YOUR TASK: One number is the whole answer: the tally of lines in the records that include the word "Limiti".
[[ EXTRACTED ENTRIES open ]]
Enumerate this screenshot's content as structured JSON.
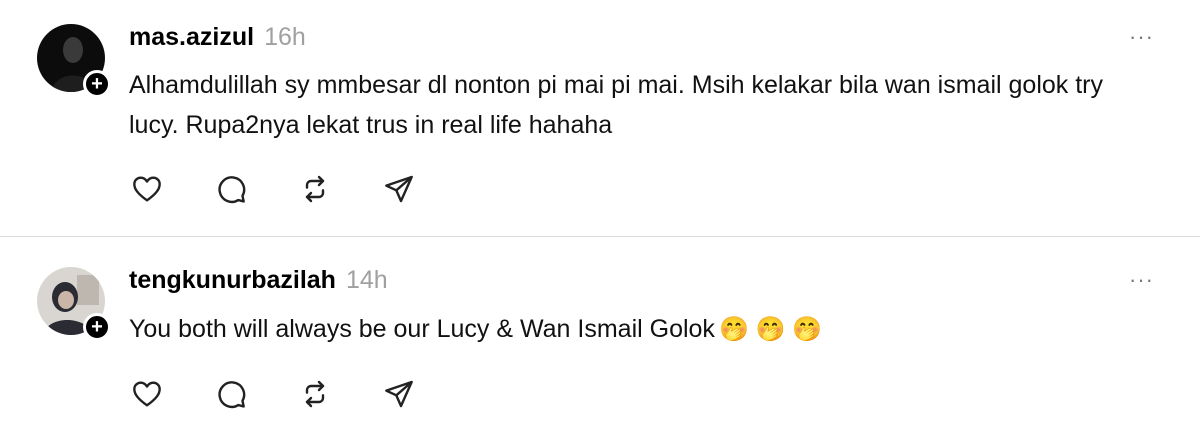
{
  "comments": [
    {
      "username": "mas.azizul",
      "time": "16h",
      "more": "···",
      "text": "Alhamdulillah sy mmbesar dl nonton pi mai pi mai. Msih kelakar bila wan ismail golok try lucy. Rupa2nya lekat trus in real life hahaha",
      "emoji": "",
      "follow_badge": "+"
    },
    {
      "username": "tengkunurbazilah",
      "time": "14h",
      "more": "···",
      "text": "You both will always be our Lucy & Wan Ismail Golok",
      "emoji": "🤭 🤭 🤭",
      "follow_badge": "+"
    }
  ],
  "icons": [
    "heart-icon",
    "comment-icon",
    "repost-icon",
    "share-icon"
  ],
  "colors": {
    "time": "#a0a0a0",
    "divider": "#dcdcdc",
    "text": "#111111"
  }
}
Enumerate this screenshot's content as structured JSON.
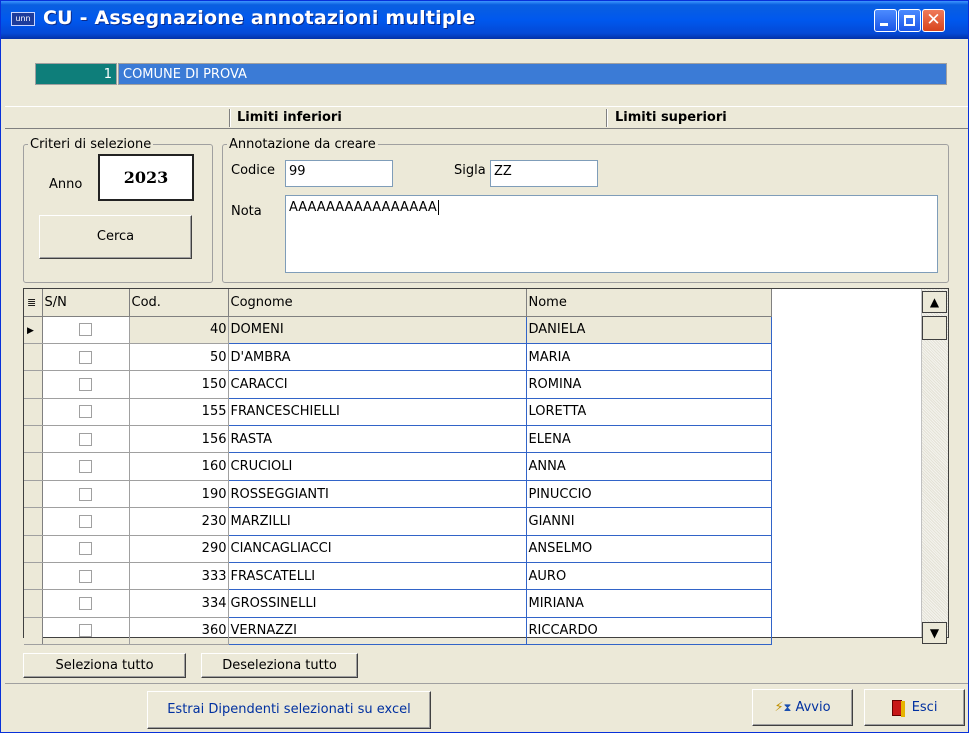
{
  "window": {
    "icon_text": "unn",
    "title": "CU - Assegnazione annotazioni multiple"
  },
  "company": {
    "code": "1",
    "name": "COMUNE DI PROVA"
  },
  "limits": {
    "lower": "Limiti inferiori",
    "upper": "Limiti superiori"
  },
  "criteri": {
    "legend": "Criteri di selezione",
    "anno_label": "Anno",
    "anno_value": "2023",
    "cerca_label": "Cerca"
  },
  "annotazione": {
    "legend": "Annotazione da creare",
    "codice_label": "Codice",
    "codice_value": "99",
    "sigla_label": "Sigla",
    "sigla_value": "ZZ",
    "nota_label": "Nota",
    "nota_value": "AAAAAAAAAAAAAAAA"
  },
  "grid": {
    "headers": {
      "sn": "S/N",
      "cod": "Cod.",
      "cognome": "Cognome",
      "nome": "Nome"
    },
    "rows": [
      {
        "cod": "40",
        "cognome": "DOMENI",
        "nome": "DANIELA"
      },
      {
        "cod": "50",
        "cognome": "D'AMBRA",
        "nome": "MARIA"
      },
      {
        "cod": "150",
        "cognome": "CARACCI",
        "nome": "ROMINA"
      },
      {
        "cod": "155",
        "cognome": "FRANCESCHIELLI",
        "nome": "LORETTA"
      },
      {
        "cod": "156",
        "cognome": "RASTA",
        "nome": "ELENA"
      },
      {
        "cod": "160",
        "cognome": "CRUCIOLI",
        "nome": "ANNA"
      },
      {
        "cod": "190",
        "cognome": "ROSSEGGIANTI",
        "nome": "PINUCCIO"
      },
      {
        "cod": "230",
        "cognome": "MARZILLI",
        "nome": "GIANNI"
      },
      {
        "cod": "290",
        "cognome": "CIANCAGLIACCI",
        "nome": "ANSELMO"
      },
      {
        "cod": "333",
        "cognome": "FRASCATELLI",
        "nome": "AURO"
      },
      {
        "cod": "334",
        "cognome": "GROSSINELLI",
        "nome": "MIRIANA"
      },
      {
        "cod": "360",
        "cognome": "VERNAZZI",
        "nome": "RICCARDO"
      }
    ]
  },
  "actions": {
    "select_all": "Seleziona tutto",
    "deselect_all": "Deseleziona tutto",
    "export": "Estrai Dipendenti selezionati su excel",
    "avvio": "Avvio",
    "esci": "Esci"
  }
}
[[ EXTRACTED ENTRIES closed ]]
SOLUTION FOR THIS PROBLEM: 2